[Items from an interface collection]
== Segment start ==

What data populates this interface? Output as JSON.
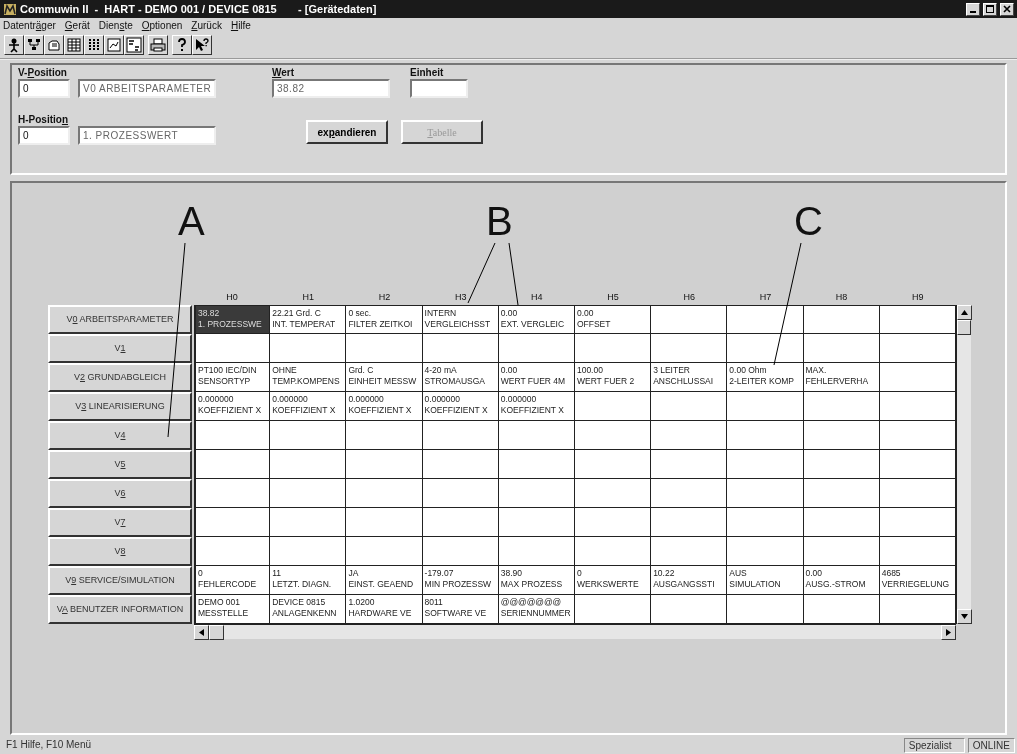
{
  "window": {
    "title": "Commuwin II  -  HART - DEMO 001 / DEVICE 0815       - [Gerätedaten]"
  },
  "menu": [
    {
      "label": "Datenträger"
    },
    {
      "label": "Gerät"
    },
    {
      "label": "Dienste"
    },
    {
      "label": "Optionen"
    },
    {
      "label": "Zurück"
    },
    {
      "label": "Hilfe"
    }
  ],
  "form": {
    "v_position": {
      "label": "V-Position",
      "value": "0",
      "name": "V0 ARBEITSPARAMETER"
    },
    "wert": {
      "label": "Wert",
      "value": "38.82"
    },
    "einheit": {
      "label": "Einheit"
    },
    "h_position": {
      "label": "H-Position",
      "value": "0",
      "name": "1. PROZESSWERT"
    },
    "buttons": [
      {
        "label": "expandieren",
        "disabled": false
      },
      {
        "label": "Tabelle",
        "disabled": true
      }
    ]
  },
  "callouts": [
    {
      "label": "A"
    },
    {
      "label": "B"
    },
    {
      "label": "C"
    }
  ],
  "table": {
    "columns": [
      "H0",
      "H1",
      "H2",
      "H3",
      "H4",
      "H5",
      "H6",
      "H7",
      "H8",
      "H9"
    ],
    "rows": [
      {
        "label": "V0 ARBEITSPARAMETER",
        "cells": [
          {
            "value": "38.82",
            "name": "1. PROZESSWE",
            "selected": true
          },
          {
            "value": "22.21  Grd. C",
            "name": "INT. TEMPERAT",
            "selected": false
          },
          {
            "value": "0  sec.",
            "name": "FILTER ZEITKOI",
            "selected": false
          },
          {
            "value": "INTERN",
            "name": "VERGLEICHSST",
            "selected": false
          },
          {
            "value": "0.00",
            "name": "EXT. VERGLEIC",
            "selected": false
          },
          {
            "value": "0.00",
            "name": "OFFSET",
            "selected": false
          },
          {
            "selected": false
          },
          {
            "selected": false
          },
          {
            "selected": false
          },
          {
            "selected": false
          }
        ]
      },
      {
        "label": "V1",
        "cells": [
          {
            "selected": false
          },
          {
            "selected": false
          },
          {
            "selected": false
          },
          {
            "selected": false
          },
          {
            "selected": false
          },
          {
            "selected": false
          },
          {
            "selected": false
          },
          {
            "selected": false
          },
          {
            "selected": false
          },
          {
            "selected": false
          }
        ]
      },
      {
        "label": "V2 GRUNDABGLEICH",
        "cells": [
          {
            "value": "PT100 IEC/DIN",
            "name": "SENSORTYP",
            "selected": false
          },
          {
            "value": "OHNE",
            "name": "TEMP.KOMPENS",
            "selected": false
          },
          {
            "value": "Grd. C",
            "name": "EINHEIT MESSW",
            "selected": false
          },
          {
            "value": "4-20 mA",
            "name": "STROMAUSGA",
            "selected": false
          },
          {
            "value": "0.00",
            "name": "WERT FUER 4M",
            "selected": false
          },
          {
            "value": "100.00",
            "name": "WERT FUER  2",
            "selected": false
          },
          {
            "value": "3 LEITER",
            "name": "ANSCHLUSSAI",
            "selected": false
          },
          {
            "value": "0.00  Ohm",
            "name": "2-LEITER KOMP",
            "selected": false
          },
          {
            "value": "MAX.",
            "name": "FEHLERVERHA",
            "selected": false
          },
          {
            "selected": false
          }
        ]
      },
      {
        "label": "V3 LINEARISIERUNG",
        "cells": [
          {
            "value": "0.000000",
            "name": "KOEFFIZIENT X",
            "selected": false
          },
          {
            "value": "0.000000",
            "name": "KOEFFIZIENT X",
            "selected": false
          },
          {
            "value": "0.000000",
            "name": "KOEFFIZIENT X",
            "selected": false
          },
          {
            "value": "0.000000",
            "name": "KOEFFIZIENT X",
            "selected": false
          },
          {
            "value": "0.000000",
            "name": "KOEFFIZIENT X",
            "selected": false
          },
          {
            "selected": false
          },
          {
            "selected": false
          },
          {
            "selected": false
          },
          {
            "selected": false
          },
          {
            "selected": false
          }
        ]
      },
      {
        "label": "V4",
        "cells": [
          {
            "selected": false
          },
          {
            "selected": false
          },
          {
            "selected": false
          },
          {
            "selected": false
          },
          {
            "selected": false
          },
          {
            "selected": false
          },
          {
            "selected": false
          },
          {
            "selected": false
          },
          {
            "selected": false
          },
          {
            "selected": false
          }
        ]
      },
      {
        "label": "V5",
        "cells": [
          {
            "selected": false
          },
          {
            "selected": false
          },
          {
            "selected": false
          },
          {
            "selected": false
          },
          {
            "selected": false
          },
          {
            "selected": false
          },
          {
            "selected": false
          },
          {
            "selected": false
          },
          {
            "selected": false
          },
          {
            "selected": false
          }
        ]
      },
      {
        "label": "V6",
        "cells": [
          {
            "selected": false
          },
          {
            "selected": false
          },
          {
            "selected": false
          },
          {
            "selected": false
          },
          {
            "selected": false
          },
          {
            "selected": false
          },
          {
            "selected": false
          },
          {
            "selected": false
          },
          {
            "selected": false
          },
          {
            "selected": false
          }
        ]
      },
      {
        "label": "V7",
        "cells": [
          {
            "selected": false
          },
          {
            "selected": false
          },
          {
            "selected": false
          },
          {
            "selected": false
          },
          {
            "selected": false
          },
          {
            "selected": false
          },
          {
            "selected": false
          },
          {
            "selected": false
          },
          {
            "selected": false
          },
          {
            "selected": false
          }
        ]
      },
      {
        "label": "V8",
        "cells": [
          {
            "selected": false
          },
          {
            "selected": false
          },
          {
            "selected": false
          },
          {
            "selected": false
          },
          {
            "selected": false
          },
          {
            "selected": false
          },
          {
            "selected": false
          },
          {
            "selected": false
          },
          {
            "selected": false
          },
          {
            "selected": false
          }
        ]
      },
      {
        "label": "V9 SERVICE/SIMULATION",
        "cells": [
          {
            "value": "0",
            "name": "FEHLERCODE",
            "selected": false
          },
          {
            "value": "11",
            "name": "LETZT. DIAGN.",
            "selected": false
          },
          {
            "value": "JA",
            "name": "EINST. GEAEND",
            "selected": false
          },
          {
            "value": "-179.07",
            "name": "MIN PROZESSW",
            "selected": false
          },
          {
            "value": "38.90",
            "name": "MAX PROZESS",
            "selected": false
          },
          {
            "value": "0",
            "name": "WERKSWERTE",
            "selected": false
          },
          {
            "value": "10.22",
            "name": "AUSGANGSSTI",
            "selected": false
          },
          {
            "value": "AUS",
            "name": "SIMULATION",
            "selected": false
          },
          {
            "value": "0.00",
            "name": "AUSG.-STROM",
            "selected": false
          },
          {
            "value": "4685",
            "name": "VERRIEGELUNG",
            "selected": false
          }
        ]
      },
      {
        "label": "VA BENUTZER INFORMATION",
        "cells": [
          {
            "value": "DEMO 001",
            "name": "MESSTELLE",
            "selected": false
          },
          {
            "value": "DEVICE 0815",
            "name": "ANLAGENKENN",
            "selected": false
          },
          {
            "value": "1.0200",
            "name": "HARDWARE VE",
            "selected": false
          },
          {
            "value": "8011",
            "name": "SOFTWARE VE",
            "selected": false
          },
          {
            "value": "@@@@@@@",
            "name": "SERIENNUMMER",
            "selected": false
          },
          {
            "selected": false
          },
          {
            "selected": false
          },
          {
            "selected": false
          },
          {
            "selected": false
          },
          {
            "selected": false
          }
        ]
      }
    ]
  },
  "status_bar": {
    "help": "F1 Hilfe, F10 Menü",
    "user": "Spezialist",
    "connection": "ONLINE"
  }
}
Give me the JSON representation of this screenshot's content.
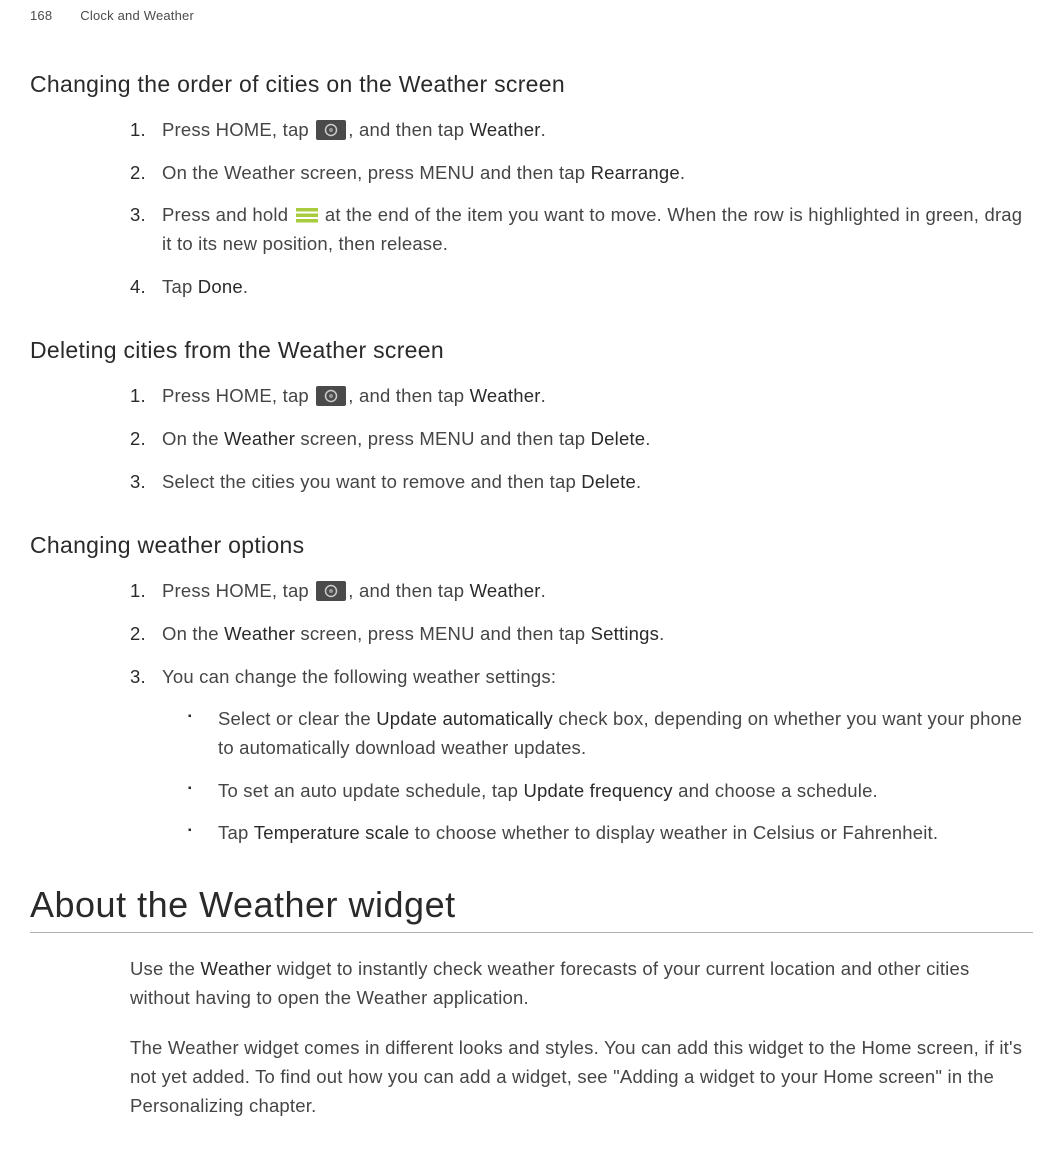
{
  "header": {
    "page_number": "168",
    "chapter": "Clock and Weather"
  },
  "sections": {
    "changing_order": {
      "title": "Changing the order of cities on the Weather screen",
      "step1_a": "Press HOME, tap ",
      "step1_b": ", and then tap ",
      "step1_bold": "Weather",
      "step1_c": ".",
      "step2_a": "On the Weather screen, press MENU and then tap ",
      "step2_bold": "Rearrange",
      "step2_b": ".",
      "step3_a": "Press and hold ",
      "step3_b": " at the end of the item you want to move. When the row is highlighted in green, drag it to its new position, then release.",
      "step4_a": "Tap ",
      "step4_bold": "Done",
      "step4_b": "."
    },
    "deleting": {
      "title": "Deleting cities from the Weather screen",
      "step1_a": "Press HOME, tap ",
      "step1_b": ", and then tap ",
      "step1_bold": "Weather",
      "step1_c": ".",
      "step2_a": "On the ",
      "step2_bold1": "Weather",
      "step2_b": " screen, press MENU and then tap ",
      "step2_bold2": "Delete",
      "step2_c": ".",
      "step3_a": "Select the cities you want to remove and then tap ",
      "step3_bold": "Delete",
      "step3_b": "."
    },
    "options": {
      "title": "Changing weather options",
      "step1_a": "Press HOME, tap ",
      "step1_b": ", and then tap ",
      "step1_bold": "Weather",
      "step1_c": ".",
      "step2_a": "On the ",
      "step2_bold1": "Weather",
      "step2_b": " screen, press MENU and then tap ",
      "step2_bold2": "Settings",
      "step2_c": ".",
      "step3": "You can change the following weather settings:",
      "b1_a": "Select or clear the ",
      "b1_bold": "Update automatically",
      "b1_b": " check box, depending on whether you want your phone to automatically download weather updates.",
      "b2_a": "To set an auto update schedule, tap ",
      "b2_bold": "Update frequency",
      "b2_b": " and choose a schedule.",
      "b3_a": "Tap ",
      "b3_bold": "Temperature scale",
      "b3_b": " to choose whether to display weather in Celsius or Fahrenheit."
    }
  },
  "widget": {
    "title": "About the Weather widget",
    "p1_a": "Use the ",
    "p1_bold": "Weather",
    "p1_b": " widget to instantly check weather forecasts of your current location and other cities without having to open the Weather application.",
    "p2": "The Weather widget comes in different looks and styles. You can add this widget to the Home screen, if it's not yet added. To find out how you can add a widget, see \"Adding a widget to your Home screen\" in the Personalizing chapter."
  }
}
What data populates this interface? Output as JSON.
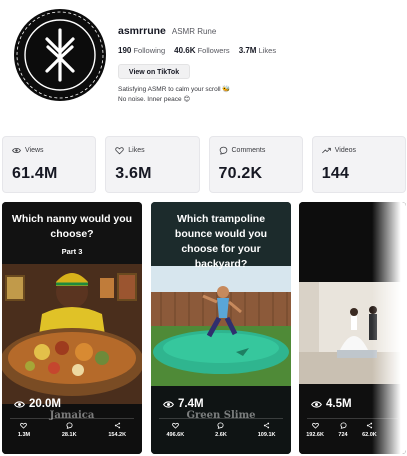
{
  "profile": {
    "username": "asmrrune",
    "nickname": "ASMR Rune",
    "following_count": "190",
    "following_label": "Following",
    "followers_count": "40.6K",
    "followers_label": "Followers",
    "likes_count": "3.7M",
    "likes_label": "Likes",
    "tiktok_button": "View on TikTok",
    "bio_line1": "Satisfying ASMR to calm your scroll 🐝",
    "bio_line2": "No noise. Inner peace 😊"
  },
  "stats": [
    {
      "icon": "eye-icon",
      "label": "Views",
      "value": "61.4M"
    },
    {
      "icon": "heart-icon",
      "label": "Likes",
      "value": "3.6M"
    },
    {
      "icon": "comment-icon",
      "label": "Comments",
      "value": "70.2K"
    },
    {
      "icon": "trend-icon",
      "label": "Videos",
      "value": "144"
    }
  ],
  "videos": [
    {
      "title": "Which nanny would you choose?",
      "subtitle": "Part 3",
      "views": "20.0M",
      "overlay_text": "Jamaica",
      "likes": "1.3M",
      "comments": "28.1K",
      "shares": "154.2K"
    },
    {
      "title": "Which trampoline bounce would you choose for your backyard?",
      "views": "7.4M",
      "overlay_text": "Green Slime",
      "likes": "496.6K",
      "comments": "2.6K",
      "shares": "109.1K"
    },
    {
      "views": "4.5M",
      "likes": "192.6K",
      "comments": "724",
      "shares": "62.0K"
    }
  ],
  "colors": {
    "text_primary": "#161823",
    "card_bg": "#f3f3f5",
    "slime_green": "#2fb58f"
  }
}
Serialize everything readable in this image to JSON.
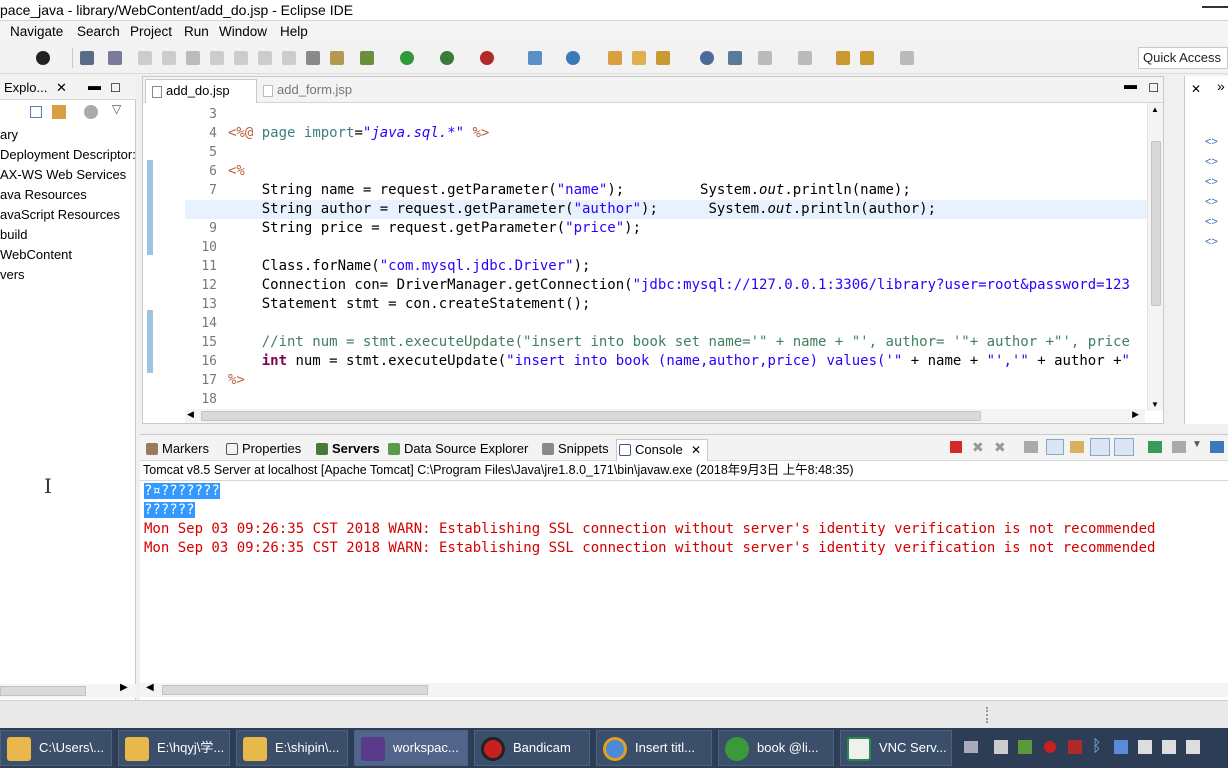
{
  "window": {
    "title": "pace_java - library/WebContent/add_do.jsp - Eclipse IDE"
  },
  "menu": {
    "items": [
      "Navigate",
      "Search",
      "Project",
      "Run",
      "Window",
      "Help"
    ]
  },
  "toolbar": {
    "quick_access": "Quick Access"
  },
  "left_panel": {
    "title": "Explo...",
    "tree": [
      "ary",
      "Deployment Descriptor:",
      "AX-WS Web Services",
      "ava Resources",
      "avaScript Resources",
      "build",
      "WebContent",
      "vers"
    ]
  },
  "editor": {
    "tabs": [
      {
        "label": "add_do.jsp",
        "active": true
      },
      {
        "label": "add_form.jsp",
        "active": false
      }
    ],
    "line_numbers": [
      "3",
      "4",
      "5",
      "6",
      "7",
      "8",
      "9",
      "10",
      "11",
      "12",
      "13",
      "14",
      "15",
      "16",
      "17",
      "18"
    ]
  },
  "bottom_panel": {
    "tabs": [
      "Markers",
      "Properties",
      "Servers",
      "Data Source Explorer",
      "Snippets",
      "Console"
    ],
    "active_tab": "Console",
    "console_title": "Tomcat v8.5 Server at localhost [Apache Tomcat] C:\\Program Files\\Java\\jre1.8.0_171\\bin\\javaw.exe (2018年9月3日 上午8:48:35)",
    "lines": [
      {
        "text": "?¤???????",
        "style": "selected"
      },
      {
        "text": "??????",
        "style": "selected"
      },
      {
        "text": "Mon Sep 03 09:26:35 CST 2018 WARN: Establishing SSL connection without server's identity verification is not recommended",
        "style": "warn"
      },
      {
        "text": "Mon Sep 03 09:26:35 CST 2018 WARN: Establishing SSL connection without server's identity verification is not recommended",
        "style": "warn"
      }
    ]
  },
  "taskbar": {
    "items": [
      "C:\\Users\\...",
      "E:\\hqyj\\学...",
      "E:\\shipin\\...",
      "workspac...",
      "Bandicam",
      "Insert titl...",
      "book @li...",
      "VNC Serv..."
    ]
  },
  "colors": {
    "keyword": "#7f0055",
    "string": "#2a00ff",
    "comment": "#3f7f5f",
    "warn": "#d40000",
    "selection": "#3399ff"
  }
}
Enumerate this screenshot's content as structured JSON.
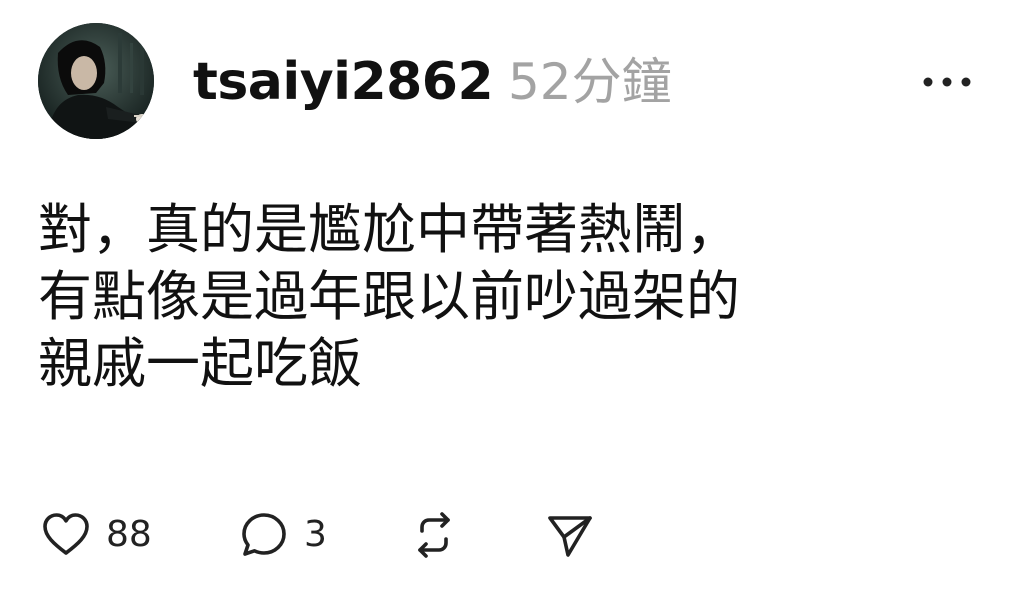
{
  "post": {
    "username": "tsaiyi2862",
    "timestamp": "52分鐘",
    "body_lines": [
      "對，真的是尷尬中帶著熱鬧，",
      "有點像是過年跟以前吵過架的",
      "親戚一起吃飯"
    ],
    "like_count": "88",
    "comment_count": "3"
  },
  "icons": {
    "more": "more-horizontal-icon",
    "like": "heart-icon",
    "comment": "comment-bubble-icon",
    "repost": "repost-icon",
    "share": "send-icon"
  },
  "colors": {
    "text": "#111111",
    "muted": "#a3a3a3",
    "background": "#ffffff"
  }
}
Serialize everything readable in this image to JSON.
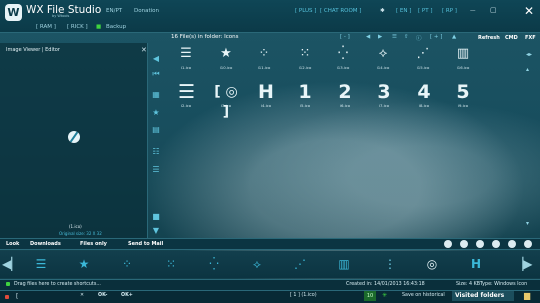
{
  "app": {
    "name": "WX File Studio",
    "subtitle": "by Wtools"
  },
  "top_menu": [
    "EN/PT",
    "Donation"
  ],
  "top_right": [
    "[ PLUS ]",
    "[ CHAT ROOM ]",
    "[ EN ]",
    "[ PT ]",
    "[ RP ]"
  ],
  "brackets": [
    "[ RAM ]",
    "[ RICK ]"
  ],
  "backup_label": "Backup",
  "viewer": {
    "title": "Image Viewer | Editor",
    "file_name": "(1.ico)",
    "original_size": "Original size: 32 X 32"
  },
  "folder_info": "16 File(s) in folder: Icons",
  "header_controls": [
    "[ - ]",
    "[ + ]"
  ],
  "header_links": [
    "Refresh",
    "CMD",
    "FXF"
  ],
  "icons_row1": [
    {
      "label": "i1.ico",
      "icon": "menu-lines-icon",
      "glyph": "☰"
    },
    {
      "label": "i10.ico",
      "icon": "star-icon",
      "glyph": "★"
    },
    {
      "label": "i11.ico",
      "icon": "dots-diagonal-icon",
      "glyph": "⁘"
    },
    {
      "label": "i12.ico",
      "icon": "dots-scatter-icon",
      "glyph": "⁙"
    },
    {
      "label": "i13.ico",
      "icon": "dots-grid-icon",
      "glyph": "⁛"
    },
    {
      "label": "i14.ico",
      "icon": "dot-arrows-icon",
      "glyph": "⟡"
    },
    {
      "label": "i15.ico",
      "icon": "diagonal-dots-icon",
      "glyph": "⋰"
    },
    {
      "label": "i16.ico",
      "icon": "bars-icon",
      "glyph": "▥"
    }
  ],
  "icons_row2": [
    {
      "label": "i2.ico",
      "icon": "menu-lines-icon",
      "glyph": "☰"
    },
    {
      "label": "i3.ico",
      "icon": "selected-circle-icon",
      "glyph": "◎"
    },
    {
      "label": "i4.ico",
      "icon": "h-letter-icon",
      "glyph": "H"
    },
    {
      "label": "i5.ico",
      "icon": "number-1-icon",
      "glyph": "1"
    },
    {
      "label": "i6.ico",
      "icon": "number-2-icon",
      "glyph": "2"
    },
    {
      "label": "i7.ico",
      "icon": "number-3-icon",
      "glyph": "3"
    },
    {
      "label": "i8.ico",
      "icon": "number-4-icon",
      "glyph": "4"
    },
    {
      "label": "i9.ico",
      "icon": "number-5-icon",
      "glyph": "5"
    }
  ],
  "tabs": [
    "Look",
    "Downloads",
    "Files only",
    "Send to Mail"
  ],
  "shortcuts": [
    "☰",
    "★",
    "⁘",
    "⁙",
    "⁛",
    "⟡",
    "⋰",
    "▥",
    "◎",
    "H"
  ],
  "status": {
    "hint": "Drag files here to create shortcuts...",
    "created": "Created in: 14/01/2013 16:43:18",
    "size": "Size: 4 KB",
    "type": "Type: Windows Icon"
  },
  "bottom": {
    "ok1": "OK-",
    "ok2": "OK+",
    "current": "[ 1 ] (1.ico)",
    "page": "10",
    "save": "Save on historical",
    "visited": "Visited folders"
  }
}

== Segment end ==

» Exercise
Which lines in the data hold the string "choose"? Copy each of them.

» Your response
      "b2_b": " and choose a schedule.",
      "b3_b": " to choose whether to display weather in Celsius or Fahrenheit."
      "title": "Which nanny would you choose?",
      "title": "Which trampoline bounce would you choose for your backyard?",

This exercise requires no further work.